Element data from apps and pages:

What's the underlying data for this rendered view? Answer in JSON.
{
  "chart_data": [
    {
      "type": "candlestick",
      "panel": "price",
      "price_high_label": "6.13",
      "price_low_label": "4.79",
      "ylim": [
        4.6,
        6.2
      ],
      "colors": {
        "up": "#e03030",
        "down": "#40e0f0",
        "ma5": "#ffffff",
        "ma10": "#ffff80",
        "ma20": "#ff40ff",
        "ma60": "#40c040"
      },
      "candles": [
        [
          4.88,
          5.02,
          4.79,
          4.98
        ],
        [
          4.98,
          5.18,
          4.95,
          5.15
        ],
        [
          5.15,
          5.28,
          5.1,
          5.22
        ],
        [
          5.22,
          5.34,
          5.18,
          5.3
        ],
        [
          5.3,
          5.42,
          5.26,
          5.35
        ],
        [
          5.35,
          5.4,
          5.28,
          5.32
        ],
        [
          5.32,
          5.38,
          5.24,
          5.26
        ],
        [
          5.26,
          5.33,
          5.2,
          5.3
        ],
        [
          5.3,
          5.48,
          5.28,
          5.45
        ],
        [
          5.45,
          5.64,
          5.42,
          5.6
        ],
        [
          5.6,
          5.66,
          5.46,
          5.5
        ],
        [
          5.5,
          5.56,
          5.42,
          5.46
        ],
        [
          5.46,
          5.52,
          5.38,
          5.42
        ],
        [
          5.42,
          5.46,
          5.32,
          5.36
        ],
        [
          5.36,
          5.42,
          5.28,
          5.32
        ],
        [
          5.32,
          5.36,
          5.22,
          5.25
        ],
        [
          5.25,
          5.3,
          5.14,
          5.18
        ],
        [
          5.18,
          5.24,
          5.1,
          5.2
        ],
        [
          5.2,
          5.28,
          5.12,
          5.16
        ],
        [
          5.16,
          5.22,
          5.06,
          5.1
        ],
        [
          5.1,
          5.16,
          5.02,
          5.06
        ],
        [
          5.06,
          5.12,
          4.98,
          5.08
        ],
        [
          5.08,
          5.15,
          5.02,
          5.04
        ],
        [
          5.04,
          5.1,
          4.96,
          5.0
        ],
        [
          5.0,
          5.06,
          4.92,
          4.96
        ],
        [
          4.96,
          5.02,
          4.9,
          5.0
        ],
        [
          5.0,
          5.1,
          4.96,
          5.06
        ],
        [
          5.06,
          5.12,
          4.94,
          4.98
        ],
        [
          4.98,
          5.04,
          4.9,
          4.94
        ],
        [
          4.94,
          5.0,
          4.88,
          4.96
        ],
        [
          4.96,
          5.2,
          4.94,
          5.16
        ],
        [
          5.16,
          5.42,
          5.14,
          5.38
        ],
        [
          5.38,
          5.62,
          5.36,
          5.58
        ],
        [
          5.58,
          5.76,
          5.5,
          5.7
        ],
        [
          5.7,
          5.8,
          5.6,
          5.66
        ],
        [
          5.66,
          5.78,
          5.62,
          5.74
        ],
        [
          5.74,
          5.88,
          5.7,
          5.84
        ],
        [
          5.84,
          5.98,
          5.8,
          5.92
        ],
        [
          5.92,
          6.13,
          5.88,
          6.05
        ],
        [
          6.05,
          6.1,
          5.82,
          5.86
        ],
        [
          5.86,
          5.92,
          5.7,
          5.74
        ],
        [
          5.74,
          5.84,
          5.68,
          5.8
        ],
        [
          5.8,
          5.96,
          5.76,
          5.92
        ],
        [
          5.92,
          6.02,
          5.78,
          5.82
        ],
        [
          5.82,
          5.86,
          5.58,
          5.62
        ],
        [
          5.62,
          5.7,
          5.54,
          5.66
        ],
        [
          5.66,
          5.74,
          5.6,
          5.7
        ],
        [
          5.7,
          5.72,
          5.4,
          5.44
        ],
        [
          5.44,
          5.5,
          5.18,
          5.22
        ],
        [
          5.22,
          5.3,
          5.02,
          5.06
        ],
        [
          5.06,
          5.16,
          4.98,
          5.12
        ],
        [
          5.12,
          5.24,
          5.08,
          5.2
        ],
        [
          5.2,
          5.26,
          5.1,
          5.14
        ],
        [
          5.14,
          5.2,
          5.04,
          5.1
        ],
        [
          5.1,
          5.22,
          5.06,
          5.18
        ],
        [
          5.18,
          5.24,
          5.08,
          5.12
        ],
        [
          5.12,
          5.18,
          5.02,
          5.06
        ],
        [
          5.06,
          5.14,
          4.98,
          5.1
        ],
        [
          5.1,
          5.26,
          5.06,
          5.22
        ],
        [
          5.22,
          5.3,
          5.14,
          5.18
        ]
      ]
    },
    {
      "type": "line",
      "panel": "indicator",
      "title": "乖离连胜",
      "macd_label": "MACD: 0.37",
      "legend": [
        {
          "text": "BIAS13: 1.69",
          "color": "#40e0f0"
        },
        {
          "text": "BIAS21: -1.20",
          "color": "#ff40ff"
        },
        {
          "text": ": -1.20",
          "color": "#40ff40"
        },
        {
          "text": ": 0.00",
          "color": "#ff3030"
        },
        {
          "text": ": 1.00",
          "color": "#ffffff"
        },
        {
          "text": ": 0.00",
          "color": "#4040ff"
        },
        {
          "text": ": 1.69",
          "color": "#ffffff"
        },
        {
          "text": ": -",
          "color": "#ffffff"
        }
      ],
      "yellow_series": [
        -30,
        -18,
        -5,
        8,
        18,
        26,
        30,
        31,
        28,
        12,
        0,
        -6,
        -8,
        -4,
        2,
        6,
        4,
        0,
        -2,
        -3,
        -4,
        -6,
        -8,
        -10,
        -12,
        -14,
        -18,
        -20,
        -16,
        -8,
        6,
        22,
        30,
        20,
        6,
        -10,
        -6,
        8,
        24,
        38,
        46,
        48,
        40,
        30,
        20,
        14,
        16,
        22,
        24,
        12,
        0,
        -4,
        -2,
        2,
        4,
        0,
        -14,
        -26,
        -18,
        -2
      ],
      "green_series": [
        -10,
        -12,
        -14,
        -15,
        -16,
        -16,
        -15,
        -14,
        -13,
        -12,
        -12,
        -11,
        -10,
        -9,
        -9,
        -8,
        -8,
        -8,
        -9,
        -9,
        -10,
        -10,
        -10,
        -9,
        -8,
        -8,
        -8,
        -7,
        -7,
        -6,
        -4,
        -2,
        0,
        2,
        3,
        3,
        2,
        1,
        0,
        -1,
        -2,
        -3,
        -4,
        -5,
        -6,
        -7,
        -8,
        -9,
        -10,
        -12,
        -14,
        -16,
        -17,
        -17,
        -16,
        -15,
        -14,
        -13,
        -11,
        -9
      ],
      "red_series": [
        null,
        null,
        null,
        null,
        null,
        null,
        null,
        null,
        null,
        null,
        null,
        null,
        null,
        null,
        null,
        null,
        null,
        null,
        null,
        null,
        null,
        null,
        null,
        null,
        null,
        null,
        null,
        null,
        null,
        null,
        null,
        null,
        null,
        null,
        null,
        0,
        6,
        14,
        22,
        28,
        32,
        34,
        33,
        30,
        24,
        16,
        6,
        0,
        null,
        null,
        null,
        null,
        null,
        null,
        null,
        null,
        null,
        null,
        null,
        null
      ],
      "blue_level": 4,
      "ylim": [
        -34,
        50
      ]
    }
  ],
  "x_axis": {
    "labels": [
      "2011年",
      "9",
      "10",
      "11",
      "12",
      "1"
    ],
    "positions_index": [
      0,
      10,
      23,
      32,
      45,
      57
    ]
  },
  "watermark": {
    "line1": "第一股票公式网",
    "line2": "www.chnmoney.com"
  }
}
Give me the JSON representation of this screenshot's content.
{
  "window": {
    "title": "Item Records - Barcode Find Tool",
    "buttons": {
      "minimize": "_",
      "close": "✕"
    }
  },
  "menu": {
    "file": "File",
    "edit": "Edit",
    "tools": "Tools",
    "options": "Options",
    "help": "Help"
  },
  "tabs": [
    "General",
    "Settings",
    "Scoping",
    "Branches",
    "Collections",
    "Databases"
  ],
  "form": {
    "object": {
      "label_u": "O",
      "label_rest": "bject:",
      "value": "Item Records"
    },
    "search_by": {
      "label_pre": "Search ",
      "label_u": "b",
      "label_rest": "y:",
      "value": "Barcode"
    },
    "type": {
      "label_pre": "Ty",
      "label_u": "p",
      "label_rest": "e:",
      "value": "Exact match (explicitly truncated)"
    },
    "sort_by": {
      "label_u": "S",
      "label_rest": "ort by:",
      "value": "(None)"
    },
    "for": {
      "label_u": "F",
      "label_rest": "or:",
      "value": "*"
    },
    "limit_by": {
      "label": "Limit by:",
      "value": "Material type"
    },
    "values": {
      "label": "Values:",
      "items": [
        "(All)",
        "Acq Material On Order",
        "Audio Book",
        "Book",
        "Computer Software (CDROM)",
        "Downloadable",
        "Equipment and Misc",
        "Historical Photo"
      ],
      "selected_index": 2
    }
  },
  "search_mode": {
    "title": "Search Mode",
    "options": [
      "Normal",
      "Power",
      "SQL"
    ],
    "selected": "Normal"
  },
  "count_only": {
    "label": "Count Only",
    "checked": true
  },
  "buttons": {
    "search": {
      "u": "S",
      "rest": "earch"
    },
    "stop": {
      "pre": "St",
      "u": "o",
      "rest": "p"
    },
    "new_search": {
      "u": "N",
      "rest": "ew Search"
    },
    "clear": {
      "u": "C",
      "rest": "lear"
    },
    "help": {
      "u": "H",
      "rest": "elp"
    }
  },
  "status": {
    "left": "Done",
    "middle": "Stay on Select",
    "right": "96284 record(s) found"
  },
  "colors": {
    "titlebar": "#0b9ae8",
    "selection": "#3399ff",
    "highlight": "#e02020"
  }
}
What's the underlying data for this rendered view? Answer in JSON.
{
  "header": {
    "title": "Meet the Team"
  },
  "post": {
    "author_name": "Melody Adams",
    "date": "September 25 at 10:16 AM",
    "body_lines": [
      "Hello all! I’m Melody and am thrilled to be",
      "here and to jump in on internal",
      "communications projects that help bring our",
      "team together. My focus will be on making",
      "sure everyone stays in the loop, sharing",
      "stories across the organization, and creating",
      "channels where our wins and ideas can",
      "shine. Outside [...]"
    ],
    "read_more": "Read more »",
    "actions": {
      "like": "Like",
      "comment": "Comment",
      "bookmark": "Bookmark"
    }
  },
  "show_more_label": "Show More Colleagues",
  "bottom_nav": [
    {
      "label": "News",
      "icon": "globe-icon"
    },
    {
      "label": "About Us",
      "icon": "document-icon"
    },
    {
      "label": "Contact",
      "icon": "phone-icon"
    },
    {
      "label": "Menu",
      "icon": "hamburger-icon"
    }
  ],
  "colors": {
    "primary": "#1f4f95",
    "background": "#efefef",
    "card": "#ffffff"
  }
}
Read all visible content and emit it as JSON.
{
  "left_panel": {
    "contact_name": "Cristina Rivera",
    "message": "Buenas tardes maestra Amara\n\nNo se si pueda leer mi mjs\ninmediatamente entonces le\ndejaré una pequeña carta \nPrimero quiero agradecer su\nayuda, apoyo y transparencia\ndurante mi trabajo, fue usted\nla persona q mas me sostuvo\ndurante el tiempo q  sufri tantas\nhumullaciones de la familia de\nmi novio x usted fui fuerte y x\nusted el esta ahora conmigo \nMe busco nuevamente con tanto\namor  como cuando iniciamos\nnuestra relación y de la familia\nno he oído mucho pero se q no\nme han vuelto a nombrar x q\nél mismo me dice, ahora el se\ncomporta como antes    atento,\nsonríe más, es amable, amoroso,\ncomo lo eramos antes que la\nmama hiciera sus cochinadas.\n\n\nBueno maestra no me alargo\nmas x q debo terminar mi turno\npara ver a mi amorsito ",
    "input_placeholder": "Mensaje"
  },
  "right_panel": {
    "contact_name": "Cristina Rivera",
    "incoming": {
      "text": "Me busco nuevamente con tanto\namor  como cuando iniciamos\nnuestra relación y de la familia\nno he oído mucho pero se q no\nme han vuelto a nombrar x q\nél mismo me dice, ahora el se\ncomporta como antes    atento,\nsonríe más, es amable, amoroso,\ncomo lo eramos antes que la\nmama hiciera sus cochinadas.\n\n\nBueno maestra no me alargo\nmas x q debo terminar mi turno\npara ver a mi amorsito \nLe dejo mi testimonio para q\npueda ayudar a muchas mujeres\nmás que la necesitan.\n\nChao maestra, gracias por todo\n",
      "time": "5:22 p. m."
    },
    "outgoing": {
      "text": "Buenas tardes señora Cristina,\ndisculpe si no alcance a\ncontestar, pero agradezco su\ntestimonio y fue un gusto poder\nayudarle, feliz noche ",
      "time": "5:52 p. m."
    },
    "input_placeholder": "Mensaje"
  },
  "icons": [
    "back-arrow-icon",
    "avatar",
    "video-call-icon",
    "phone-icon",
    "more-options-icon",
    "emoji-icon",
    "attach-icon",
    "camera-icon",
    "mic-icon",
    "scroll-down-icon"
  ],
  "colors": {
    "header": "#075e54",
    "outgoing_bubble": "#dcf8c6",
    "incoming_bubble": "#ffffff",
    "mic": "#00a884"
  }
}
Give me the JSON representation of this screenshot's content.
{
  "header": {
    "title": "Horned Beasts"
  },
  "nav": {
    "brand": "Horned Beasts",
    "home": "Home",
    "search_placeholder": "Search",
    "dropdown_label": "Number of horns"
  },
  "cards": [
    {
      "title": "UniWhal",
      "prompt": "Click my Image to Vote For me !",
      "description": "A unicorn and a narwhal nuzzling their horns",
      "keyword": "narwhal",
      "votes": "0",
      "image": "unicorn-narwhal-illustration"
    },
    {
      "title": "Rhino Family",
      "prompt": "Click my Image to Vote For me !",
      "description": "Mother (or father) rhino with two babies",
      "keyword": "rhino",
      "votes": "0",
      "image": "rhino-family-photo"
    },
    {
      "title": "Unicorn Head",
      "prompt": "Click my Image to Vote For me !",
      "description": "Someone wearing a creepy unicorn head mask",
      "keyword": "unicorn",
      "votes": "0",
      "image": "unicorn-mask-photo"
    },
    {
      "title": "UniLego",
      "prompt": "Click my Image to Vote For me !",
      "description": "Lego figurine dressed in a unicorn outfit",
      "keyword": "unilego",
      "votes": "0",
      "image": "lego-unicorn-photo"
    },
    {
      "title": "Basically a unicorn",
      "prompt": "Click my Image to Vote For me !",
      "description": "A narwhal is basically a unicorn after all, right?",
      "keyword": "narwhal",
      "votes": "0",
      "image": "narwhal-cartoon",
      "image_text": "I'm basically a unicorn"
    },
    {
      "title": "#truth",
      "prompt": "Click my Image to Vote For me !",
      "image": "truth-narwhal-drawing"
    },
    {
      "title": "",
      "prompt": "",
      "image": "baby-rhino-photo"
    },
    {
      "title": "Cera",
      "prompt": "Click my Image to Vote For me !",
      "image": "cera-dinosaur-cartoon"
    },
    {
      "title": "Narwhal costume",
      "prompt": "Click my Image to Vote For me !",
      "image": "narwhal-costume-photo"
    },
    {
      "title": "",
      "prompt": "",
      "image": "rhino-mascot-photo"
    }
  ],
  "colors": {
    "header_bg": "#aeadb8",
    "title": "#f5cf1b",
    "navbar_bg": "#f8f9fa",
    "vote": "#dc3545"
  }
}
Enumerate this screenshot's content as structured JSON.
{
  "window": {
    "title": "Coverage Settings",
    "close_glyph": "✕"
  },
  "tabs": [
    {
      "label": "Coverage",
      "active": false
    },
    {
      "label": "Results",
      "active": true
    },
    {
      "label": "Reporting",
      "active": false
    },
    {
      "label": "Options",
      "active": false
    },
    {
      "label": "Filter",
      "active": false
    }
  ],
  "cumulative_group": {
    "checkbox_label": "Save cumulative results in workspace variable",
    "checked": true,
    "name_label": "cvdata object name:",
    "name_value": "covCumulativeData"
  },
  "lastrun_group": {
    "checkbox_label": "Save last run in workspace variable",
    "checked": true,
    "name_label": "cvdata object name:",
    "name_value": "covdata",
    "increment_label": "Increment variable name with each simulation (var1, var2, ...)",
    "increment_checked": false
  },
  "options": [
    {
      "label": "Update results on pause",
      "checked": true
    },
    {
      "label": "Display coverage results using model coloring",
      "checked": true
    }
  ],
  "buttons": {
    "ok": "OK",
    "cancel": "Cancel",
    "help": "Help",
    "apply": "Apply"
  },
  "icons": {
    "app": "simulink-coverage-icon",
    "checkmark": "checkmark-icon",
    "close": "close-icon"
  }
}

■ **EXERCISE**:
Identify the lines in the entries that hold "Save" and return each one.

■ **SOLUTION**:
    "checkbox_label": "Save cumulative results in workspace variable",
    "checkbox_label": "Save last run in workspace variable",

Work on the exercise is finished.